The War of Art

This one is the biggy and deserves to be first on the list.  Dealing with Resistance and how it holds you back. Recommend this one for everyone.

Drawing on his many years’ experience as a writer, Pressfield (The Legend of Bagger Vance) presents his first nonfiction work, which aims to inspire other writers, artists, musicians, or anyone else attempting to channel his or her creative energies. The focus is on combating resistance and living the destiny that Pressfield believes is gifted to each person by an all-powerful deity.

Steal Like An Artist

I actually fell in love with the simplicity of the advice offered here on the website. As is the case with a lot of clever blogs, it turned up as a book. I bought the book cuz I like to just pick it up and skim through it and read it a bit at a time. The book is a cute size and it makes for a great little gift for the artist in your family.

The Creative Habit

This one confirms that idea that great ideas are rarely if ever from sudden inspiration. Creating a methodical approach to your creativity creates the environment where the ideas can flourish. Also since this is about dance, there are lessons about creative collaboration in here too.

From Publishers Weekly
Perhaps the leading choreographer of her generation, Tharp offers a thesis on creativity that is more complex than its self-help title suggests. To be sure, an array of prescriptions and exercises should do much to help those who feel some pent-up inventiveness to find a system for turning idea into product, whether that be a story, a painting or a song. This free-wheeling interest across various creative forms is one of the main points that sets this book apart and leads to its success. The approach may have been born of the need to reach an audience greater than choreographer hopefuls, and the diversity of examples (from Maurice Sendak to Beethoven on one page) frees the student to develop his or her own patterns and habits, rather than imposing some regimen that works for Tharp. The greatest number of illustrations, however, come from her experiences. As a result, this deeply personal book, while not a memoir, reveals much about her own struggles, goals and achievements. Finally, the book is also a rumination on the nature of creativity itself, exploring themes of process versus product, the influences of inspiration and rigorous study, and much more. It deserves a wide audience among general readers and should not be relegated to the self-help section of bookstores.

Ignore Everybody

Another successful blogger who snagged a book deal. The author started from doodling on business cards, then blogging those same doodles while offering some advice.  Some of the lessons in this book echo the thoughts in Steal Like An Artist, but with that edge that comes from life in New York city. So the biggest knock against this one you’ll see in the comment sections is that the doodles sometimes have profanities in them. Preventing you from gifting this book to that precocious 11 yr old artist you know?
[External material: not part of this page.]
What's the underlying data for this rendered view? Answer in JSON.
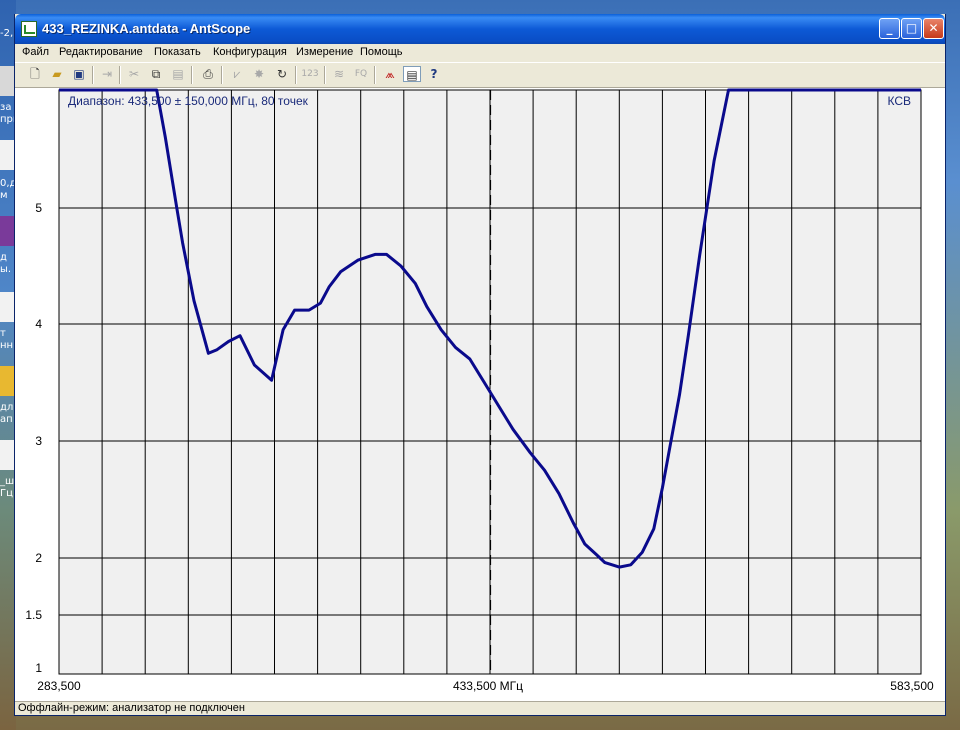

I guess…

Damn Good Advice

Some say George Lois was the inspiration to Don Draper on Mad Men. Lois even acknowledges it by denying it. He certainly isn’t  timid to tell you what he thinks, which in away is a lesson in itself. Another quick fun read, small paperback size, perfect for skimming.

Damn Good Advice (For People With Talent!) is a look into the mind of one of America’s most legendary creative thinkers, George Lois. Offering indispensle lessons, practical advice, facts, anecdotes and inspiration, this book is a timeless creative bible for all those looking to succeed in life, business and creativity. These are key lessons derived from the incomparle life of ‘Master Communicator’ George Lois, the original Mad Man of Madison Avenue. Written and compiled by the man The Wall Street Journal called “prodigy, enfant terrible, founder of agencies, creator of legends,” each step is borne from a passion to succeed and a disdain for the status quo.  

So there you have it. Of the 5ive, three of them are quick, spur of the moment, reads. The other two take a bit more work, but are worth it as well.

So what do  you think? Do any of these appeal to you? Do you agree? Have I missed something so amazing, you fell it’s an injustice? Please use the comments to share your faves.